The sandwich that will have hipsters lined up around the block sounds like a riff on Chick-fil-A. Sustainably sourced chicken thighs are marinated in habañero purée, dipped in buttermilk, coated in spices, deep-fried, and tucked into a potato roll with pickles and butter.
The rolls are steamed (like the Korean bao) and the butter is flavored with fermented chickpeas, New York magazine’s Grub Street reports. Chang says the chicken recipe yields an intensely juicy, crispy piece of meat.
Located in a tiny, standing-room space in New York’s East Village — the original location of Chang’s first restaurant, Noodle Bar — Fuku will start serving to the public today. The menu will also include thick-cut french fries and a seasonal salad.
Since opening Noodle Bar in 2004, the 37-year-old chef has amassed a stable of eleven restaurant concepts in New York, Toronto, and Sydney.
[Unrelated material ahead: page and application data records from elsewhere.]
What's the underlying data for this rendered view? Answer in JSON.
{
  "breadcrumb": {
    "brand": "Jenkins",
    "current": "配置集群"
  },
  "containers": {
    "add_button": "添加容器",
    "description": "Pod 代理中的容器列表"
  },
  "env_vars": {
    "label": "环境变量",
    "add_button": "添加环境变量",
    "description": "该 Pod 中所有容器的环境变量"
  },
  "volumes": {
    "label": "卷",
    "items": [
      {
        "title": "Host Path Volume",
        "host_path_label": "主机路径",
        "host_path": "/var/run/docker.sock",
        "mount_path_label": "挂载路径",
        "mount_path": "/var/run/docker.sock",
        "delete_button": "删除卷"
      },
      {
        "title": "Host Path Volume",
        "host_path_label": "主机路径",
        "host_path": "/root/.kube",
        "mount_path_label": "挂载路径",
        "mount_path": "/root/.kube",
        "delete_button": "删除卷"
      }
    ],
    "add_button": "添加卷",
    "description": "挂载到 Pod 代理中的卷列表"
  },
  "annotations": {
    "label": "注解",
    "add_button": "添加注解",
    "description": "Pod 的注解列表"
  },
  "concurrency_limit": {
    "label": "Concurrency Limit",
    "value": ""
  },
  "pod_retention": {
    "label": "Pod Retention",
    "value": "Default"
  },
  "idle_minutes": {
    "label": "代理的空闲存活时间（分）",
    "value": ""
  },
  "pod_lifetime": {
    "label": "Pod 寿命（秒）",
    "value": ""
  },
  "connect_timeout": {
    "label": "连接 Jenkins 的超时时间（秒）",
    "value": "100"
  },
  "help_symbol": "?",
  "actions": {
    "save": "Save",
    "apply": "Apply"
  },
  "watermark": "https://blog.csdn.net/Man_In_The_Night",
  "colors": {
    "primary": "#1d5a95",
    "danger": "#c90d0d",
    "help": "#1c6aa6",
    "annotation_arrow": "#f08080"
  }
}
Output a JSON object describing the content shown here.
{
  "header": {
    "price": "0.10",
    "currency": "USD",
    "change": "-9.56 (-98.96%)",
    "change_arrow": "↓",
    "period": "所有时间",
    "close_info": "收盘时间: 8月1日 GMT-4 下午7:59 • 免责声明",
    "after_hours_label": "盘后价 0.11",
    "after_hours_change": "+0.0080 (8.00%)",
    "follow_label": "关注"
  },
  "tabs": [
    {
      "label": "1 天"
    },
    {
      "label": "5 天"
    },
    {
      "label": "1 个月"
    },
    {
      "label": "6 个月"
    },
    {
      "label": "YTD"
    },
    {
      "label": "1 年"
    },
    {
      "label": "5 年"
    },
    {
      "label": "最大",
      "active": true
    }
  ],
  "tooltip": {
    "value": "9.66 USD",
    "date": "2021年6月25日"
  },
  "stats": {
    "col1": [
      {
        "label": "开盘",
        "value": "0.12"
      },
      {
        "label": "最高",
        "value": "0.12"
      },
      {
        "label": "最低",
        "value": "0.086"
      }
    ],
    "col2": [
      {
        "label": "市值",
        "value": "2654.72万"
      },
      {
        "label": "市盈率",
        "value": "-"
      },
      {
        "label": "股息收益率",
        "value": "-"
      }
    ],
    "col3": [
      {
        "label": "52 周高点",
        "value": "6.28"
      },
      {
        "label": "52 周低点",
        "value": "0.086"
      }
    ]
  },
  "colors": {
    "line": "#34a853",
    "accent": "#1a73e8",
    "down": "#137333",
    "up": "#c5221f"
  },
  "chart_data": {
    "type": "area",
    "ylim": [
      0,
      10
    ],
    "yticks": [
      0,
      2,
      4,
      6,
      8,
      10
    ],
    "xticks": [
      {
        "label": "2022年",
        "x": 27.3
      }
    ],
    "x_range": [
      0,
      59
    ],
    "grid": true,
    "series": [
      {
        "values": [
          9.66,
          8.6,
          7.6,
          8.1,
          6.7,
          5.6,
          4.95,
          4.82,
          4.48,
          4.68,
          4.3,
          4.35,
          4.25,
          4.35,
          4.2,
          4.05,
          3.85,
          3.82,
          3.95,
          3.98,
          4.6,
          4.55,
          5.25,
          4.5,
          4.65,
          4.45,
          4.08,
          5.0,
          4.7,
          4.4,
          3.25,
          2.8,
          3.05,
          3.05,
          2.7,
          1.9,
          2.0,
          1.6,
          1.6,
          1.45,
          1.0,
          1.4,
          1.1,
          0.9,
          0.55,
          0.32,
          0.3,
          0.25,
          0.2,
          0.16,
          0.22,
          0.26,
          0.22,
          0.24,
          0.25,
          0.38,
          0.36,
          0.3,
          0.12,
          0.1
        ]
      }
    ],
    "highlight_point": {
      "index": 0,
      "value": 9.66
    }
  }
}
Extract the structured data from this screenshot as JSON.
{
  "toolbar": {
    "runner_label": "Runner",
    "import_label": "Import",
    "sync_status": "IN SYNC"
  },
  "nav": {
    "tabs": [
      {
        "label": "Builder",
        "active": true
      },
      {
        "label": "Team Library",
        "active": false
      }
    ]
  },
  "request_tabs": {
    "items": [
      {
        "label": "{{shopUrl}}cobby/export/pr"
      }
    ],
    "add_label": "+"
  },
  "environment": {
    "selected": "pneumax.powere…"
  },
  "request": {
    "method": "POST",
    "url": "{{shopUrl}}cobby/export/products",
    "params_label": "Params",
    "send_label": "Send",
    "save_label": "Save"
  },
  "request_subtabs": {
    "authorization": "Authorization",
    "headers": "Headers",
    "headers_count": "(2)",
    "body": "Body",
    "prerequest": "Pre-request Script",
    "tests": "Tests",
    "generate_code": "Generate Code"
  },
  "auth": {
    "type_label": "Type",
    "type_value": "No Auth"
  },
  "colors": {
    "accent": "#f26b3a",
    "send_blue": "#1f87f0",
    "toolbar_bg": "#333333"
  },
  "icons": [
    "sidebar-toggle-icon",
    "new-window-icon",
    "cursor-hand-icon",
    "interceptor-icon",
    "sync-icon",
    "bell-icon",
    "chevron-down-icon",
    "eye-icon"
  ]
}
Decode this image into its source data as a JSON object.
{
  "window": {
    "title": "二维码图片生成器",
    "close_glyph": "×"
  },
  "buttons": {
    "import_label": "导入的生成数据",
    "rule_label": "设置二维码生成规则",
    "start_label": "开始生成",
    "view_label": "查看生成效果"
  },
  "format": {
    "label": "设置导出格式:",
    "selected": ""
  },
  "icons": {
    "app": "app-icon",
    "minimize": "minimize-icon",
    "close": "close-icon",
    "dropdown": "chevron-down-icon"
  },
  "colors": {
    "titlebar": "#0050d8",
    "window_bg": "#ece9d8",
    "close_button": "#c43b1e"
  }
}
When he first talked about Fuku at this year’s SXSW, he mentioned its correlation to fast food giants like Chick-Fil-A and In-N-Out. So, ostensibly, Chang has plans to take Fuku far beyond Manhattan. We’ll just have to wait and see.